Editorial: Needs Must
by Kevin Sims
SOMETIMES, a little longing can be a good thing.
Take, for instance, the wonderful black-and-white photos of homeless people from the USA featured on the cover of this issue and inside. The moment I saw the book from which they are taken, Shelter from the Storm, I wanted to use them. I knew I had to have them. Perhaps, to some extent, I felt as if I needed them.
Need is a strong word but it shows a depth of feeling that ‘want’ doesn’t get near.
To my three-year-old son, Noah, ‘need’ is very common. He rarely just wants something, however trivial it may appear — a new toy, a biscuit, to be the first person to reach the front door — he needs these things. ‘You don’t need it, you just want it,’ I tell him, falling into every parent’s nightmare of saying the things we always groaned at when our parents said them to us.
But, thinking about it, perhaps Noah’s sort of right. In his world, things that are insignificant to me are important to him. Perhaps what I see as things he wants are needs to him, things that — for a moment anyway — he feels really, really strongly about.
The 21st century is full of messages that tell us we need things — the latest, biggest TV, fastest car, make-up that takes years off. Most of us would admit that we don’t actually need any of these things but we can get distracted by them, and wants turn into needs.
Looking through this issue, it’s easy to pick up on some obvious needs. The children of Mozambique, those who are caught up in emergency situations around the world, the people of Iraq all have obvious needs. What about the homeless people in Birmingham, Alabama, whose lives we get a glimpse of through their pictures and stories? They have needs too, beyond the need for shelter. They need people to get past their prejudices, they need people to listen to them and accept them. Perhaps most of all, they need love.
That The Salvation Army offers its help where people are in need is taken as read, but there’s a twist. For those who provide assistance there’s often a longing, a compulsion, a need to help.

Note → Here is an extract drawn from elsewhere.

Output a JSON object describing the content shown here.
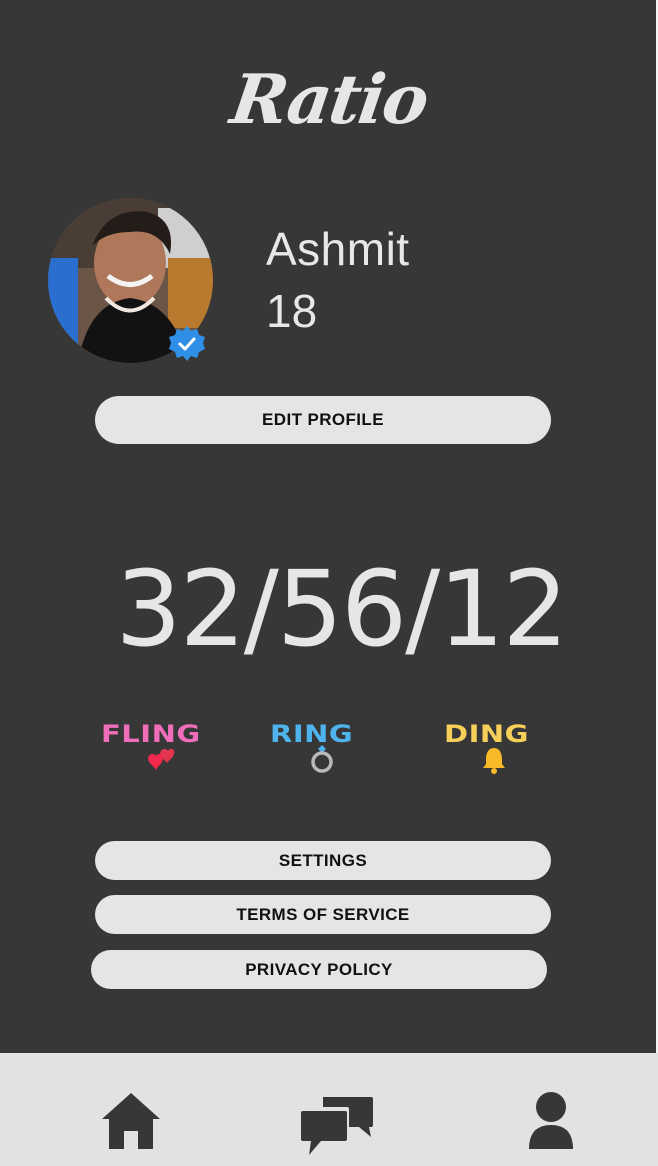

That puts a whole new slant on the phrase, ‘Where there’s need, there’s The Salvation Army.’ To many Salvationists the need to help simply matches the need of the people they assist.
I guess that’s the way it needs to be.